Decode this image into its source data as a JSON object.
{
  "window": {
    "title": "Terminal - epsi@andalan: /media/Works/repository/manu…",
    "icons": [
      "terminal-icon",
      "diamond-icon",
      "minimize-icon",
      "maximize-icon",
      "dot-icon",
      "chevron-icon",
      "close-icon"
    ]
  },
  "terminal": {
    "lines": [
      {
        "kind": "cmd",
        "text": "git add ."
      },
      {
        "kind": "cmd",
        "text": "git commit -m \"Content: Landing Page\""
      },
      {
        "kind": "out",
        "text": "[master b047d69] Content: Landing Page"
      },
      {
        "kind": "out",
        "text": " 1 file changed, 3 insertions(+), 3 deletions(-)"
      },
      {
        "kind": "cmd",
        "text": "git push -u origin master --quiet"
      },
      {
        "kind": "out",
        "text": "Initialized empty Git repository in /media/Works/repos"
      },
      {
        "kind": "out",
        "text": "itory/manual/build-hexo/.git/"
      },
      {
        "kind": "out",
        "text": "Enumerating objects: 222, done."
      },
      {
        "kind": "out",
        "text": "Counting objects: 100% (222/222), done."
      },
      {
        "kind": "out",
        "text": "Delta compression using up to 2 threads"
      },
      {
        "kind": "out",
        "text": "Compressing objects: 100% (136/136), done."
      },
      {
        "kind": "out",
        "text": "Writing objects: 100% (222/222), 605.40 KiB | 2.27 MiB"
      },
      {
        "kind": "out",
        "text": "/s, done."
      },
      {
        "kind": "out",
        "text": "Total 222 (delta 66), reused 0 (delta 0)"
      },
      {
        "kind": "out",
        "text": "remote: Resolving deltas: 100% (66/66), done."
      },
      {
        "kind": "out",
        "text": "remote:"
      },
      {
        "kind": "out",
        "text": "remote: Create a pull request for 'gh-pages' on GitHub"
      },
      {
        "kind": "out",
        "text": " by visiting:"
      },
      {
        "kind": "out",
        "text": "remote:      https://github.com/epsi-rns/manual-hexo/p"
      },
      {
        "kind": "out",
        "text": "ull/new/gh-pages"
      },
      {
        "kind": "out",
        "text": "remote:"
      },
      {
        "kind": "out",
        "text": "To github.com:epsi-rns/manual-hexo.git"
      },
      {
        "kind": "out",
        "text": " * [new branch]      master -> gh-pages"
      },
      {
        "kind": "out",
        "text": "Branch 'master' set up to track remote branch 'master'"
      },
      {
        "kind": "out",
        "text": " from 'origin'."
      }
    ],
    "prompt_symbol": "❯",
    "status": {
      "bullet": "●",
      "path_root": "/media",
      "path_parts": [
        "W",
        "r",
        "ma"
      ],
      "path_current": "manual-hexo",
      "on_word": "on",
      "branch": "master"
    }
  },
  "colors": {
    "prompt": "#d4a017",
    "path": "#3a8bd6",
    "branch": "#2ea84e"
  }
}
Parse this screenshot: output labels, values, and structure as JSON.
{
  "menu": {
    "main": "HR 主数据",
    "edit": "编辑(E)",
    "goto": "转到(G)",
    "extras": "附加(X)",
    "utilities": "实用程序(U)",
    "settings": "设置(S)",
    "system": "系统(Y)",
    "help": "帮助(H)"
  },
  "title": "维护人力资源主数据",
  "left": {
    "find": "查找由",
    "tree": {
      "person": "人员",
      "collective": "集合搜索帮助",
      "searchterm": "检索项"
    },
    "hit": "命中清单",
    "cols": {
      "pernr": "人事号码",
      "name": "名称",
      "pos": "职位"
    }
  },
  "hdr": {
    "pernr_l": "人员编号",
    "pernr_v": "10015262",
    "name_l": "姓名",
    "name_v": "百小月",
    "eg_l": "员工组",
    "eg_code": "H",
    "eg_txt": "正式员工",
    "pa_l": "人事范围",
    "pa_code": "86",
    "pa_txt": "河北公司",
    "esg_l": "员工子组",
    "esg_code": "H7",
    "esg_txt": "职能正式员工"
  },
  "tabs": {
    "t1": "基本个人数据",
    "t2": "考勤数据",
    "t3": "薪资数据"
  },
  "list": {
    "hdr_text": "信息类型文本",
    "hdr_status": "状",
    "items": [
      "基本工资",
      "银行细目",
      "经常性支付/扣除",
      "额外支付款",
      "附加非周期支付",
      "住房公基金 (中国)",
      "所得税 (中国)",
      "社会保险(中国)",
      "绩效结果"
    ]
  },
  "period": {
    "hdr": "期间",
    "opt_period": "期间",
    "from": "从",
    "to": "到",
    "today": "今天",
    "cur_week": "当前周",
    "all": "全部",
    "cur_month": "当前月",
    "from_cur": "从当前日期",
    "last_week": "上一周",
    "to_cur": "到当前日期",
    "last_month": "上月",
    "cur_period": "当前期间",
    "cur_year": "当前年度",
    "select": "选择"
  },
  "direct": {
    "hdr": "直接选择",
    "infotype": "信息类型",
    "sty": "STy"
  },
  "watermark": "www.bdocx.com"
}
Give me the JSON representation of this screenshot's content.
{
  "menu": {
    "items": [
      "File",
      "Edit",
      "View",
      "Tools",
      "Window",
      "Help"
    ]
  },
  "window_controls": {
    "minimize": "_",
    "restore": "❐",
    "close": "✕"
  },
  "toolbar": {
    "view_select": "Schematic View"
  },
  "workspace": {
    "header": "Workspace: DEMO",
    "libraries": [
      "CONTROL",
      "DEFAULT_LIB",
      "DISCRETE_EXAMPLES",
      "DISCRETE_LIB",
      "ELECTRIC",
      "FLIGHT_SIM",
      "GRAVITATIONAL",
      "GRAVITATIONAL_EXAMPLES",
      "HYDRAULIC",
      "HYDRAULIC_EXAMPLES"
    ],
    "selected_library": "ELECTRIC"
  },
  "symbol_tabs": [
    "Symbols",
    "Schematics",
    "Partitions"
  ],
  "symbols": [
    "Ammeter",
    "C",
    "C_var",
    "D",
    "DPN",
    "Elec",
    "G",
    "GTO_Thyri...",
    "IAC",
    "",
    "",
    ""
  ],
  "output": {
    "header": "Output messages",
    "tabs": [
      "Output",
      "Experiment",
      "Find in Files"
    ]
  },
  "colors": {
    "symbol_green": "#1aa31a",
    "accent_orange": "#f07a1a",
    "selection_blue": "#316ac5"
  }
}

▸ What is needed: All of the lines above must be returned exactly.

▸ Answer space:
Decode this image into its source data as a JSON object.
{
  "window": {
    "title": "Terminal - epsi@andalan: /media/Works/repository/manu…",
    "icons": [
      "terminal-icon",
      "diamond-icon",
      "minimize-icon",
      "maximize-icon",
      "dot-icon",
      "chevron-icon",
      "close-icon"
    ]
  },
  "terminal": {
    "lines": [
      {
        "kind": "cmd",
        "text": "git add ."
      },
      {
        "kind": "cmd",
        "text": "git commit -m \"Content: Landing Page\""
      },
      {
        "kind": "out",
        "text": "[master b047d69] Content: Landing Page"
      },
      {
        "kind": "out",
        "text": " 1 file changed, 3 insertions(+), 3 deletions(-)"
      },
      {
        "kind": "cmd",
        "text": "git push -u origin master --quiet"
      },
      {
        "kind": "out",
        "text": "Initialized empty Git repository in /media/Works/repos"
      },
      {
        "kind": "out",
        "text": "itory/manual/build-hexo/.git/"
      },
      {
        "kind": "out",
        "text": "Enumerating objects: 222, done."
      },
      {
        "kind": "out",
        "text": "Counting objects: 100% (222/222), done."
      },
      {
        "kind": "out",
        "text": "Delta compression using up to 2 threads"
      },
      {
        "kind": "out",
        "text": "Compressing objects: 100% (136/136), done."
      },
      {
        "kind": "out",
        "text": "Writing objects: 100% (222/222), 605.40 KiB | 2.27 MiB"
      },
      {
        "kind": "out",
        "text": "/s, done."
      },
      {
        "kind": "out",
        "text": "Total 222 (delta 66), reused 0 (delta 0)"
      },
      {
        "kind": "out",
        "text": "remote: Resolving deltas: 100% (66/66), done."
      },
      {
        "kind": "out",
        "text": "remote:"
      },
      {
        "kind": "out",
        "text": "remote: Create a pull request for 'gh-pages' on GitHub"
      },
      {
        "kind": "out",
        "text": " by visiting:"
      },
      {
        "kind": "out",
        "text": "remote:      https://github.com/epsi-rns/manual-hexo/p"
      },
      {
        "kind": "out",
        "text": "ull/new/gh-pages"
      },
      {
        "kind": "out",
        "text": "remote:"
      },
      {
        "kind": "out",
        "text": "To github.com:epsi-rns/manual-hexo.git"
      },
      {
        "kind": "out",
        "text": " * [new branch]      master -> gh-pages"
      },
      {
        "kind": "out",
        "text": "Branch 'master' set up to track remote branch 'master'"
      },
      {
        "kind": "out",
        "text": " from 'origin'."
      }
    ],
    "prompt_symbol": "❯",
    "status": {
      "bullet": "●",
      "path_root": "/media",
      "path_parts": [
        "W",
        "r",
        "ma"
      ],
      "path_current": "manual-hexo",
      "on_word": "on",
      "branch": "master"
    }
  },
  "colors": {
    "prompt": "#d4a017",
    "path": "#3a8bd6",
    "branch": "#2ea84e"
  }
}
Parse this screenshot: output labels, values, and structure as JSON.
{
  "menu": {
    "main": "HR 主数据",
    "edit": "编辑(E)",
    "goto": "转到(G)",
    "extras": "附加(X)",
    "utilities": "实用程序(U)",
    "settings": "设置(S)",
    "system": "系统(Y)",
    "help": "帮助(H)"
  },
  "title": "维护人力资源主数据",
  "left": {
    "find": "查找由",
    "tree": {
      "person": "人员",
      "collective": "集合搜索帮助",
      "searchterm": "检索项"
    },
    "hit": "命中清单",
    "cols": {
      "pernr": "人事号码",
      "name": "名称",
      "pos": "职位"
    }
  },
  "hdr": {
    "pernr_l": "人员编号",
    "pernr_v": "10015262",
    "name_l": "姓名",
    "name_v": "百小月",
    "eg_l": "员工组",
    "eg_code": "H",
    "eg_txt": "正式员工",
    "pa_l": "人事范围",
    "pa_code": "86",
    "pa_txt": "河北公司",
    "esg_l": "员工子组",
    "esg_code": "H7",
    "esg_txt": "职能正式员工"
  },
  "tabs": {
    "t1": "基本个人数据",
    "t2": "考勤数据",
    "t3": "薪资数据"
  },
  "list": {
    "hdr_text": "信息类型文本",
    "hdr_status": "状",
    "items": [
      "基本工资",
      "银行细目",
      "经常性支付/扣除",
      "额外支付款",
      "附加非周期支付",
      "住房公基金 (中国)",
      "所得税 (中国)",
      "社会保险(中国)",
      "绩效结果"
    ]
  },
  "period": {
    "hdr": "期间",
    "opt_period": "期间",
    "from": "从",
    "to": "到",
    "today": "今天",
    "cur_week": "当前周",
    "all": "全部",
    "cur_month": "当前月",
    "from_cur": "从当前日期",
    "last_week": "上一周",
    "to_cur": "到当前日期",
    "last_month": "上月",
    "cur_period": "当前期间",
    "cur_year": "当前年度",
    "select": "选择"
  },
  "direct": {
    "hdr": "直接选择",
    "infotype": "信息类型",
    "sty": "STy"
  },
  "watermark": "www.bdocx.com"
}
Give me the JSON representation of this screenshot's content.
{
  "menu": {
    "items": [
      "File",
      "Edit",
      "View",
      "Tools",
      "Window",
      "Help"
    ]
  },
  "window_controls": {
    "minimize": "_",
    "restore": "❐",
    "close": "✕"
  },
  "toolbar": {
    "view_select": "Schematic View"
  },
  "workspace": {
    "header": "Workspace: DEMO",
    "libraries": [
      "CONTROL",
      "DEFAULT_LIB",
      "DISCRETE_EXAMPLES",
      "DISCRETE_LIB",
      "ELECTRIC",
      "FLIGHT_SIM",
      "GRAVITATIONAL",
      "GRAVITATIONAL_EXAMPLES",
      "HYDRAULIC",
      "HYDRAULIC_EXAMPLES"
    ],
    "selected_library": "ELECTRIC"
  },
  "symbol_tabs": [
    "Symbols",
    "Schematics",
    "Partitions"
  ],
  "symbols": [
    "Ammeter",
    "C",
    "C_var",
    "D",
    "DPN",
    "Elec",
    "G",
    "GTO_Thyri...",
    "IAC",
    "",
    "",
    ""
  ],
  "output": {
    "header": "Output messages",
    "tabs": [
      "Output",
      "Experiment",
      "Find in Files"
    ]
  },
  "colors": {
    "symbol_green": "#1aa31a",
    "accent_orange": "#f07a1a",
    "selection_blue": "#316ac5"
  }
}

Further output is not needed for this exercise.